The new draft language in §558.6(b)(2)(x) requires veterinarians to enter the level of drug in the feed and the duration of its use, however there is no language limiting reissuance of a VFD. We believe this ambiguity could allow use of antibiotics for overly long periods of time, such as throughout an animal's life. Pew recommends the language be amended to include a defined duration as follows: "(x) The level of drug in the feed and the duration of use, with duration not to exceed 21 days inclusive of reorders (refills)." This language is consistent with the current FDA Guidance 152, "Evaluating the Safety of Antimicrobial New Animal Drugs with Regard to Their Microbiological Effects on Bacteria of Human Health Concern."
Pew urges FDA to modify and issue a Veterinary Feed Directive regulatory proposal expeditiously. With the improvements recommended above, we believe FDA can create a more robust regulation that provides veterinary oversight of vitally important antibiotics in order to better protect public health from impacts associated with overuse and misuse of these drugs on
Thank you for your consideration.
Gail Hansen, MPH, DVM
Senior Officer, Pew Health Group
The Pew Charitable Trusts
Surveys of the animal production industry by the U.S. Department of Agriculture demonstrate that many farms and ranches administer antibiotics to healthy animals at low doses to offset overcrowding and poor sanitation and to accelerate livestock growth—practices that the medical and public health communities document as a significant factor in human antibiotic resistance. In 2013, FDA took steps to address these concerns.
MRSA, or methicillin-resistant Staphylococcus aureus, is a type of bacteria that can infect a person’s skin, bones, lungs, heart, brain, and blood. Unlike common staph, MRSA does not respond to traditional antibiotics such as penicillin, making it more difficult and costlier to treat, and more lethal. More info
To prepare for the big game this Sunday, some of America’s top athletes will run drills and watch film to anticipate the other team’s strategy—but even the best players cannot predict what might be their fiercest opposition. More info
Like rivals on the gridiron, superbugs and antibiotic drugs are battling for supremacy. Check out the players on Team Antibiotic and Team Superbug. More info

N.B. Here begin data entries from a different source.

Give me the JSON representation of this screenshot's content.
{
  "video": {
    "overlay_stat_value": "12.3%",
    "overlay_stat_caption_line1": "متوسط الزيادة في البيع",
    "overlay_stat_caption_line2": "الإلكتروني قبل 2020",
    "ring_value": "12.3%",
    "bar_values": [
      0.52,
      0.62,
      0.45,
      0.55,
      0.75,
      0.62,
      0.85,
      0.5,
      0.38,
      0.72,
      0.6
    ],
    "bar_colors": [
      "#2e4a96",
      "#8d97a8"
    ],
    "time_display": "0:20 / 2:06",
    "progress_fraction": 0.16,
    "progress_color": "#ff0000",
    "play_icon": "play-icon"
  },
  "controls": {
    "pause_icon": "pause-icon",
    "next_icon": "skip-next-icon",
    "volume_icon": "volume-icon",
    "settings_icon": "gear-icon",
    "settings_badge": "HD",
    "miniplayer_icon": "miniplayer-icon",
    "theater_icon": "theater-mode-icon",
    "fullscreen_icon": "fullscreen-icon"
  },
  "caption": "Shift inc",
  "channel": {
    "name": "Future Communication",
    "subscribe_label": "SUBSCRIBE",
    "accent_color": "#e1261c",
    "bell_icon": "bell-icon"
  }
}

Consumers across the United States are demanding meat and poultry raised without antibiotics—and large producers, restaurants, and other institutions are listening. Following is a list of some leading companies offering responsibly produced food. More info